We then snaked our way up an alpine switchback, again on packed snow, and again with the four wheels working in unison to keep us on course, and the eBoxer system reduces the car’s centre of gravity and improves the weight distribution, aiding stability. Braking sharply in the tight hairpins led to loss of traction and a trip towards the outer snow wall, but lift off and the cars pivoted in the direction of the front wheels, with light throttle application further helping you out of trouble.
A final test involved stopping at the top of a snowy hill, engaging X-Mode again and simply lifting off the pedals, the cars taking over with hill descent control to brake each wheel as necessary to keep you facing in the right direction, and rolling at a pace that doesn’t scare the bejesus out of you.
At the bottom of the hill we did a 180 and floored the throttle, which disengages X-Mode, and fired ourselves back up the hill to a section that has one dry, Tarcmac’d area. With one side of the car on the grippy stuff we stood on the brakes to check that we weren’t thrown into an uncontrollable spin. We weren’t.
Subaru is no stranger to world-beating performance on loose surfaces, of course. In 1995, British rally legend Colin McRae racked up his one and only world championship drivers’ title with the Subaru Impreza 555 — a car that became a pin-up for petrolheads the world over.
In road-going form, the Impreza WRX also became the go-to car for bank robbers thanks to its 237bhp performance and grippy four-wheel-drive system, which enabled rapid getaways and humbled pretty much every police pursuit vehicle of its day.
Sadly for car fans, Subaru’s performance car days are behind it. We haven’t had a WRX STi option for more than a year and according to Dello Stritto, “all plans regarding sporty models have been frozen for Europe.” I ask him if the eBoxer hybrid system might lead to a hybrid Impreza STi, but he robustly denies the idea.
There’s still the BRZ, and rumours suggest another one might be on the way, possibly with a 2.4-litre flat-four boxer engine, though Dello Stritto refused to confirm that. Partly because it doesn’t fit with the off-road, tough and safe image he’s trying to convey on our trip to Rovaniemi.
Driving on ice part three
But clearly Subaru’s sports pedigree and rallying DNA have been passed down to its eBoxer models. For our third test of the we ventured out onto an off-road forest course, weaving between trees, over crests and up winding hills – all on a mix of packed and soft, deep snow. This is where ground clearance, short overhangs front and rear, and trick four-wheel drive systems count for everything.
Well, almost everything — stop on an icy hill without studded tyres or caterpillar tracks and no car will be able to continue forwards when you lift off the brake (the Outback I tried did not, so reversing down and trying again with a run-up was required). And later in the course, one particularly tricky section with soft snow and a sharp left-hander foiled both an Outback and an XV, and some digging out was required before a new, slightly less challenging route was found.
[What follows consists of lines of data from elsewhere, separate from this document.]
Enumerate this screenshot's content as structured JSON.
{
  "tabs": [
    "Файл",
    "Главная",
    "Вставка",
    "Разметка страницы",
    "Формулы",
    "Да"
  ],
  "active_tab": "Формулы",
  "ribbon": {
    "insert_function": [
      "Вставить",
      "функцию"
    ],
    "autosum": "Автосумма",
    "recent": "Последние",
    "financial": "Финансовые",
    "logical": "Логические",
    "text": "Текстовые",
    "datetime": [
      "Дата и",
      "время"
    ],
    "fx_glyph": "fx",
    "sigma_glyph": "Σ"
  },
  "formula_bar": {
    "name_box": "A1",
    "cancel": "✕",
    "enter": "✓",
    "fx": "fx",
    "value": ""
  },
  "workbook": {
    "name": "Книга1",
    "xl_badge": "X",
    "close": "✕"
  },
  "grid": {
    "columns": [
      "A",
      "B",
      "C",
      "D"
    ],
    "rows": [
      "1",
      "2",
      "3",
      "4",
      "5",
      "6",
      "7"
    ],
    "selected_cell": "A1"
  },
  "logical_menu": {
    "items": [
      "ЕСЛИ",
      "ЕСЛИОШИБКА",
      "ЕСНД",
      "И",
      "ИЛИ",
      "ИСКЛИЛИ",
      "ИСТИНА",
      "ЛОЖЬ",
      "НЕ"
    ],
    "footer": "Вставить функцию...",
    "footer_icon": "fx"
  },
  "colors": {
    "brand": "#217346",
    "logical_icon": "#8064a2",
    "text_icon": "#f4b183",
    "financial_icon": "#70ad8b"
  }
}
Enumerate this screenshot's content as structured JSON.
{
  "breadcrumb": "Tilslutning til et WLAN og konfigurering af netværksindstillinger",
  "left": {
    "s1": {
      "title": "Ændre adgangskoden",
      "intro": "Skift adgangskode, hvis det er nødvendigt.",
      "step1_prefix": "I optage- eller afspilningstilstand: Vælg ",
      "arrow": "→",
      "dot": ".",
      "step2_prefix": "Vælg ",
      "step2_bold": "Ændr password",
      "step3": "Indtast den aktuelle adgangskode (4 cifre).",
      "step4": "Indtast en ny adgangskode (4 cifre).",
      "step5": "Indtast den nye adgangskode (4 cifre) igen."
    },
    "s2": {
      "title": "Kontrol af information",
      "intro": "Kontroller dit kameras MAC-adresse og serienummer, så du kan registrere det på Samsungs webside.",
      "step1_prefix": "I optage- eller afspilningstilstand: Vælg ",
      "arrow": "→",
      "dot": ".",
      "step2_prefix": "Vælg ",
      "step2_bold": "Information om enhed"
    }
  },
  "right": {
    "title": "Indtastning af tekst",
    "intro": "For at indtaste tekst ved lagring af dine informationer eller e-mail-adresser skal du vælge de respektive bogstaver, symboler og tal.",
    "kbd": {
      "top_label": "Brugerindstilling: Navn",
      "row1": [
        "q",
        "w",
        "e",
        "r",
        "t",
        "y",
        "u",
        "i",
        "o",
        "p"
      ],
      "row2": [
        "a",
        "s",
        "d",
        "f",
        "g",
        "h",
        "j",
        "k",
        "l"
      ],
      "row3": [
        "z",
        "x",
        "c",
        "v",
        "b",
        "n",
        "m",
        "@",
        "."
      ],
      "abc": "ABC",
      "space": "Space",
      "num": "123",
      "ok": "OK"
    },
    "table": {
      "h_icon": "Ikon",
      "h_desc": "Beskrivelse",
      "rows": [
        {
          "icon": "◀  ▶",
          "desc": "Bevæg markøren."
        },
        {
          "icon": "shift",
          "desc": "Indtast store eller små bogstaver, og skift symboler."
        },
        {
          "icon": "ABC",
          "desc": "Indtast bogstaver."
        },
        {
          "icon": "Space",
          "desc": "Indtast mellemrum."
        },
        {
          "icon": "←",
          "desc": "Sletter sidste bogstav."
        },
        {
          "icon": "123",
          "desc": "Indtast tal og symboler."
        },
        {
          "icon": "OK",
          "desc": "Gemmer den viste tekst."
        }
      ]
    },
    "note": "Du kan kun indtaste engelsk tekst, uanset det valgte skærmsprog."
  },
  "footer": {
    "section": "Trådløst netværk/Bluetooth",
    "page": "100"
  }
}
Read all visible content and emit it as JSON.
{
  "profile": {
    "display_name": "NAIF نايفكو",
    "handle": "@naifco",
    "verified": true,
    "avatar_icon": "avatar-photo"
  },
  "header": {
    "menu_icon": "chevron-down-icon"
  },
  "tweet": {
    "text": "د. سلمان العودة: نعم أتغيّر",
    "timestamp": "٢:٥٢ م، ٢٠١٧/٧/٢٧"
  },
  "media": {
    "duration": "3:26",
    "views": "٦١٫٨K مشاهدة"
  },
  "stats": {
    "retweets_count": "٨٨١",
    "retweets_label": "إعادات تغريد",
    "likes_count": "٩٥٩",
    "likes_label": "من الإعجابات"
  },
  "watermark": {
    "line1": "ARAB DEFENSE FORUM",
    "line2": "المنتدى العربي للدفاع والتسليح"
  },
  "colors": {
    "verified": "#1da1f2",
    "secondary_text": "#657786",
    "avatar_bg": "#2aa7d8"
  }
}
But fair play to Subaru — these were challenging forest courses and they were putting assembled international motoring journalists in not one 4×4 model, but three. Notable was that the Forester had no issues at all making it around, and there was some debate afterwards as to whether it was driver error more than anything. The overall impression I came away with was that the eBoxer system is supremely capable in the toughest of conditions, and the Forester is an absolute beast when the white stuff falls. The XV is very nearly as good.
Road safety tech
In addition to the mechanical and electronic stability aids, Subaru has also introduced a number of other technologies to help drivers avoid accidents. Front-view camera systems are not unique to Subaru – most cars have them now, to aid with automatic emergency braking, for example – though its “Eyesight” system is impressive.
Not one but two digital cameras monitor traffic movement and can apply pre-collision braking in emergency situations, as well as warn you of lane departure on motorways or dual carriageways. In cruise control mode, it will also help keep you in lane and a constant distance from the car in front.
According to Dello Stritto, Eyesight resulted in 61% fewer accidents over a four year trial period, and it’s a key purchase reason for 87% of European customers, with 35% reporting at least one collision avoided thanks to its intervention.
In addition, the new Forester and XV e-Boxer models include infra-red cameras inside the cabin to monitor drivers. The facial recognition system will sound alerts if it thinks the driver is distracted or tired, and can be programmed to recognise individual people — handy if you want the car to automatically adjust the seat, wing mirrors and air conditioning to your preferred settings when you enter the car. We went through this set-up process and it’s an impressive bit of kit.
Sensors on the rear of the car will also help avoid collisions when reversing, and other sensors around the car will tell you when vehicles are in your blind spot. There’s even a camera on the near-side wing mirror pointing at the front wheel, which is useful when crawling over rocks but also when simply parking next to a kerb.
During a long road route we tested all these systems, and of course the driver monitoring system wasn’t perfect — it failed to detect me holding my phone but five minutes after setting off it decided I was tired and should take a break — but not once did the car feel like it was wrestling control away from me, and it isn’t anywhere near as nannying as it could be.
What’s more, even travelling at 60mph on roads that in the UK would cause total network shutdown, with cars stranded in the verges left and right, the Subaru Forester eBoxer inspires amazing confidence. Even overtaking slower vehicles wasn’t intimidating, without a hint of weave or fishtail.
Driving on ice part four
Our fourth and final test involved a few flat-out laps of an ice circuit, to reinforce the idea of improved stability, this time at high speed. While lacking a little in immediate power, the continuously variable transmission dulling throttle response somewhat, the cars continued to prove amazingly grippy when pushed hard.
Fun is a subjective term, and many will prefer a rear-biased four-wheel drive system — Maserati specialises in this, and even the Skoda Kodiaq vRS feeds extra torque to the rear of the car when needed. The Subarus go for an even balance, which means less sideways action and a more reassuring balance for those who don’t feel comfortable stepping out the back end. But hammering around an ice track is inherently good sport, regardless.
A company making smiles?
The glamour and glory of its rallying heritage a fading memory, Subaru is now seen as an engineering company as much as anything. Dello Stritto pointed out that in addition to cars, it also makes the centre box between the wings of the Boeing 777 aeroplane and supersonic drones for the Japanese airforce. The technologies onboard the new Forester and XV eBoxer prove that when it comes to clever, capable engineering solutions, Subaru is still a force in car world. Loyal customers trust their Subarus to be safe, capable and reliable.
But Subarus are English bull terriers rather than labradors; you can admire their abilities but they’re not pretty, and when out and about people will tend to avoid you rather than come want to pet your pride and joy. When someone at a dinner party asks what you drive and the answer is a Subaru Forester, I’m not sure you’ll give the answer with the same gusto and pride as a Honda CR-V or Toyota RAV4.
Dello Stritto told us that Subaru wants to transition “from a company making things to a company making people smile”. The company still has a way to go on that front. But when the going gets slippery, a Subaru owner will be glad they when for function over form, and capability over aesthetics. As brand loyalists will no doubt attest, true beauty lies beneath the skin.